Records contained in a dataset

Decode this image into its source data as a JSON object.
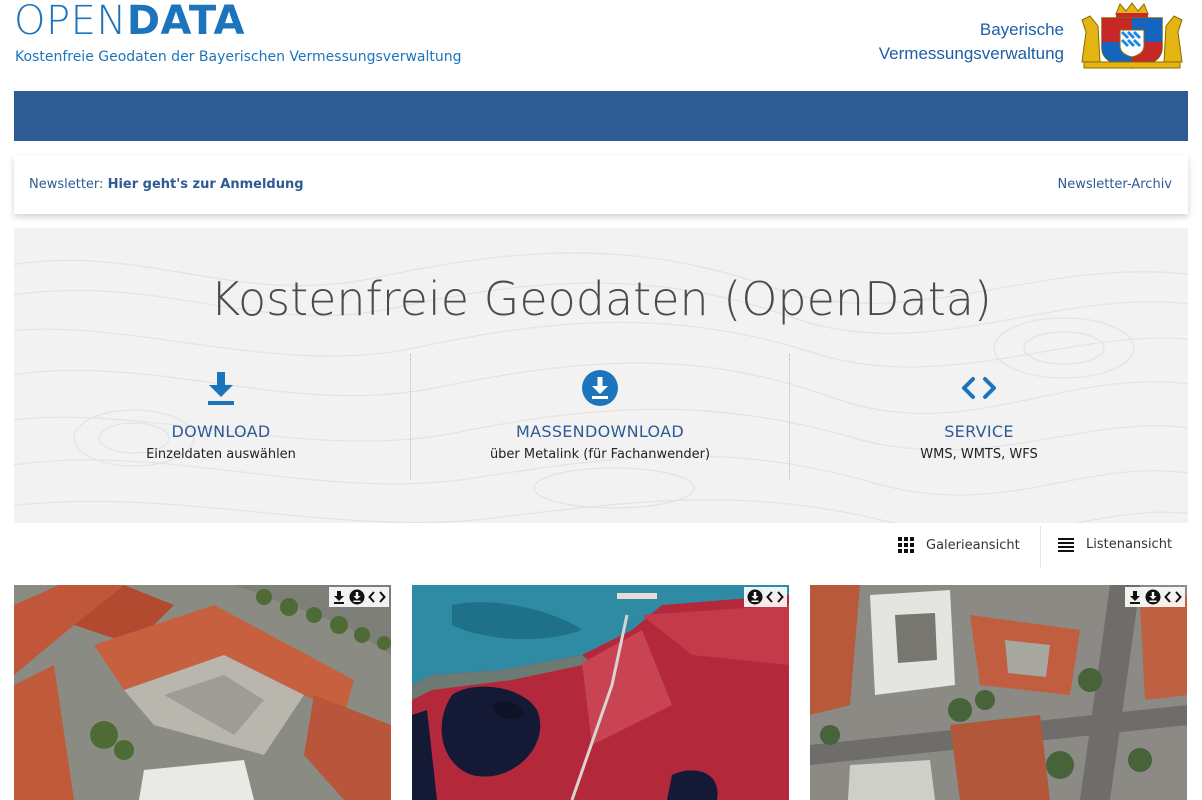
{
  "header": {
    "logo_thin": "OPEN",
    "logo_bold": "DATA",
    "tagline": "Kostenfreie Geodaten der Bayerischen Vermessungsverwaltung",
    "agency_line1": "Bayerische",
    "agency_line2": "Vermessungsverwaltung",
    "crest_icon": "bavarian-coat-of-arms"
  },
  "colors": {
    "brand_blue": "#1c75bc",
    "nav_blue": "#2e5b94",
    "hero_bg": "#f2f2f2"
  },
  "newsletter": {
    "label": "Newsletter:",
    "link": "Hier geht's zur Anmeldung",
    "archive": "Newsletter-Archiv"
  },
  "hero": {
    "title": "Kostenfreie Geodaten (OpenData)",
    "columns": [
      {
        "icon": "download-icon",
        "title": "DOWNLOAD",
        "subtitle": "Einzeldaten auswählen"
      },
      {
        "icon": "download-circle-icon",
        "title": "MASSENDOWNLOAD",
        "subtitle": "über Metalink (für Fachanwender)"
      },
      {
        "icon": "code-icon",
        "title": "SERVICE",
        "subtitle": "WMS, WMTS, WFS"
      }
    ]
  },
  "view_switch": {
    "gallery": "Galerieansicht",
    "list": "Listenansicht"
  },
  "gallery": {
    "cards": [
      {
        "image": "aerial-photo-orthophoto",
        "badges": [
          "download-icon",
          "download-circle-icon",
          "code-icon"
        ]
      },
      {
        "image": "color-infrared-aerial-photo",
        "badges": [
          "download-circle-icon",
          "code-icon"
        ]
      },
      {
        "image": "aerial-photo-city",
        "badges": [
          "download-icon",
          "download-circle-icon",
          "code-icon"
        ]
      }
    ]
  }
}
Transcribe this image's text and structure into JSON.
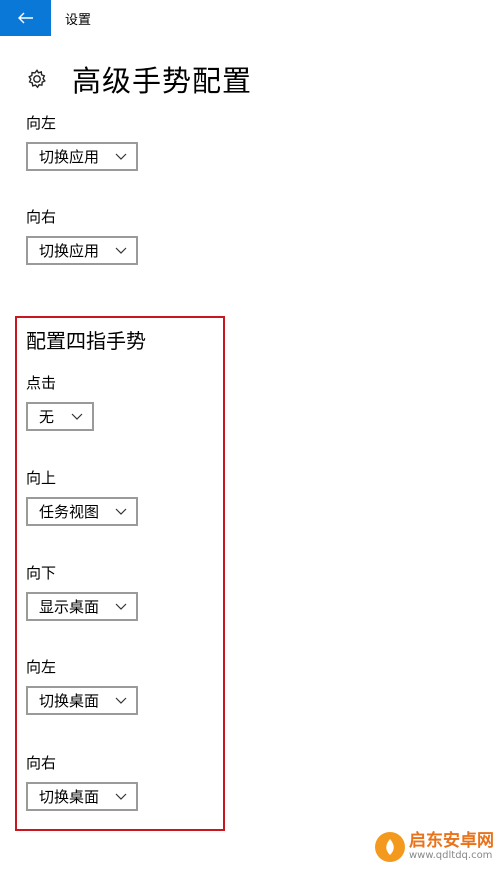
{
  "window": {
    "title": "设置"
  },
  "page": {
    "title": "高级手势配置"
  },
  "three_finger": {
    "items": [
      {
        "label": "向左",
        "value": "切换应用"
      },
      {
        "label": "向右",
        "value": "切换应用"
      }
    ]
  },
  "four_finger": {
    "title": "配置四指手势",
    "items": [
      {
        "label": "点击",
        "value": "无"
      },
      {
        "label": "向上",
        "value": "任务视图"
      },
      {
        "label": "向下",
        "value": "显示桌面"
      },
      {
        "label": "向左",
        "value": "切换桌面"
      },
      {
        "label": "向右",
        "value": "切换桌面"
      }
    ]
  },
  "watermark": {
    "name": "启东安卓网",
    "url": "www.qdltdq.com"
  },
  "colors": {
    "accent": "#0a78d7",
    "highlight_border": "#c8171e",
    "dropdown_border": "#9a9a9a"
  }
}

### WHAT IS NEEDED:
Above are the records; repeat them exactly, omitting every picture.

### EXERCISE RESPONSE:
Decode this image into its source data as a JSON object.
{
  "header": {
    "logo_thin": "OPEN",
    "logo_bold": "DATA",
    "tagline": "Kostenfreie Geodaten der Bayerischen Vermessungsverwaltung",
    "agency_line1": "Bayerische",
    "agency_line2": "Vermessungsverwaltung",
    "crest_icon": "bavarian-coat-of-arms"
  },
  "colors": {
    "brand_blue": "#1c75bc",
    "nav_blue": "#2e5b94",
    "hero_bg": "#f2f2f2"
  },
  "newsletter": {
    "label": "Newsletter:",
    "link": "Hier geht's zur Anmeldung",
    "archive": "Newsletter-Archiv"
  },
  "hero": {
    "title": "Kostenfreie Geodaten (OpenData)",
    "columns": [
      {
        "icon": "download-icon",
        "title": "DOWNLOAD",
        "subtitle": "Einzeldaten auswählen"
      },
      {
        "icon": "download-circle-icon",
        "title": "MASSENDOWNLOAD",
        "subtitle": "über Metalink (für Fachanwender)"
      },
      {
        "icon": "code-icon",
        "title": "SERVICE",
        "subtitle": "WMS, WMTS, WFS"
      }
    ]
  },
  "view_switch": {
    "gallery": "Galerieansicht",
    "list": "Listenansicht"
  },
  "gallery": {
    "cards": [
      {
        "image": "aerial-photo-orthophoto",
        "badges": [
          "download-icon",
          "download-circle-icon",
          "code-icon"
        ]
      },
      {
        "image": "color-infrared-aerial-photo",
        "badges": [
          "download-circle-icon",
          "code-icon"
        ]
      },
      {
        "image": "aerial-photo-city",
        "badges": [
          "download-icon",
          "download-circle-icon",
          "code-icon"
        ]
      }
    ]
  }
}
Transcribe this image's text and structure into JSON.
{
  "window": {
    "title": "设置"
  },
  "page": {
    "title": "高级手势配置"
  },
  "three_finger": {
    "items": [
      {
        "label": "向左",
        "value": "切换应用"
      },
      {
        "label": "向右",
        "value": "切换应用"
      }
    ]
  },
  "four_finger": {
    "title": "配置四指手势",
    "items": [
      {
        "label": "点击",
        "value": "无"
      },
      {
        "label": "向上",
        "value": "任务视图"
      },
      {
        "label": "向下",
        "value": "显示桌面"
      },
      {
        "label": "向左",
        "value": "切换桌面"
      },
      {
        "label": "向右",
        "value": "切换桌面"
      }
    ]
  },
  "watermark": {
    "name": "启东安卓网",
    "url": "www.qdltdq.com"
  },
  "colors": {
    "accent": "#0a78d7",
    "highlight_border": "#c8171e",
    "dropdown_border": "#9a9a9a"
  }
}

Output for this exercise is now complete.